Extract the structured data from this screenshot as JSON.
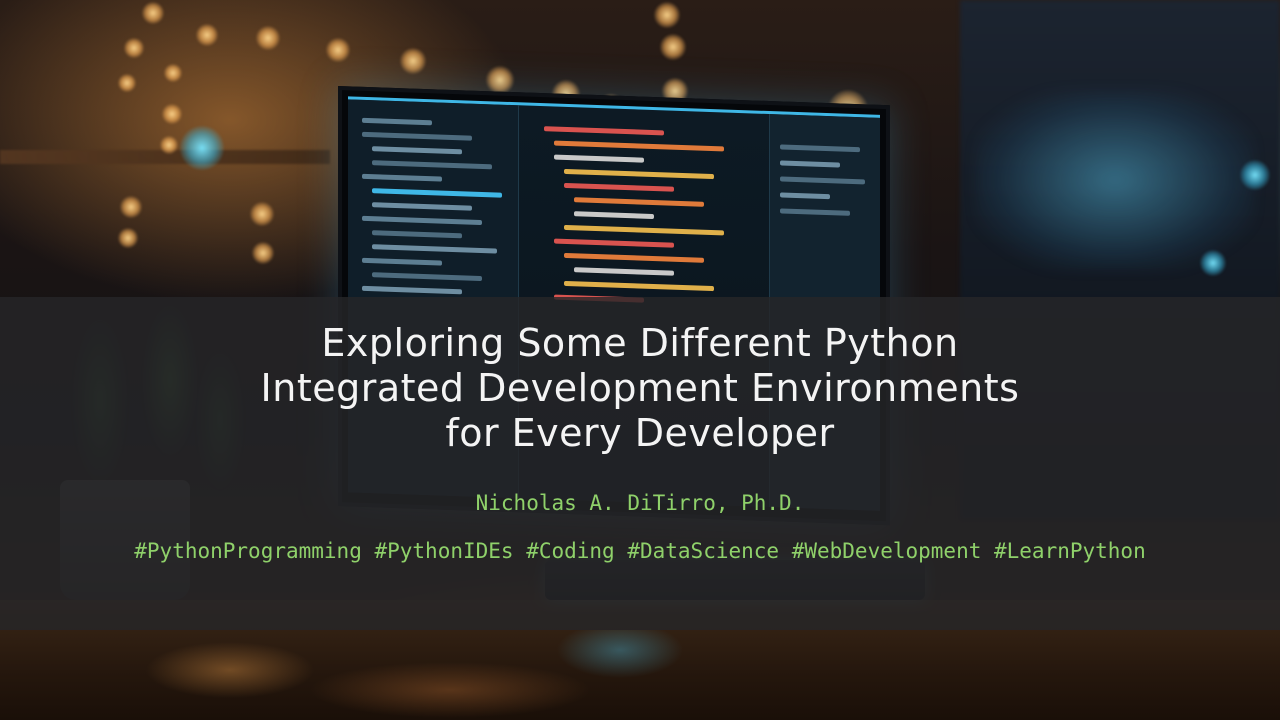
{
  "slide": {
    "title": "Exploring Some Different Python\nIntegrated Development Environments\nfor Every Developer",
    "author": "Nicholas A. DiTirro, Ph.D.",
    "hashtags": "#PythonProgramming #PythonIDEs #Coding #DataScience #WebDevelopment #LearnPython"
  },
  "colors": {
    "title_text": "#f4f4f4",
    "accent_green": "#8fd16a",
    "overlay_band": "#262628"
  }
}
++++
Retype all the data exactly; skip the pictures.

Extract the structured data from this screenshot as JSON.
{
  "slide": {
    "title": "Exploring Some Different Python\nIntegrated Development Environments\nfor Every Developer",
    "author": "Nicholas A. DiTirro, Ph.D.",
    "hashtags": "#PythonProgramming #PythonIDEs #Coding #DataScience #WebDevelopment #LearnPython"
  },
  "colors": {
    "title_text": "#f4f4f4",
    "accent_green": "#8fd16a",
    "overlay_band": "#262628"
  }
}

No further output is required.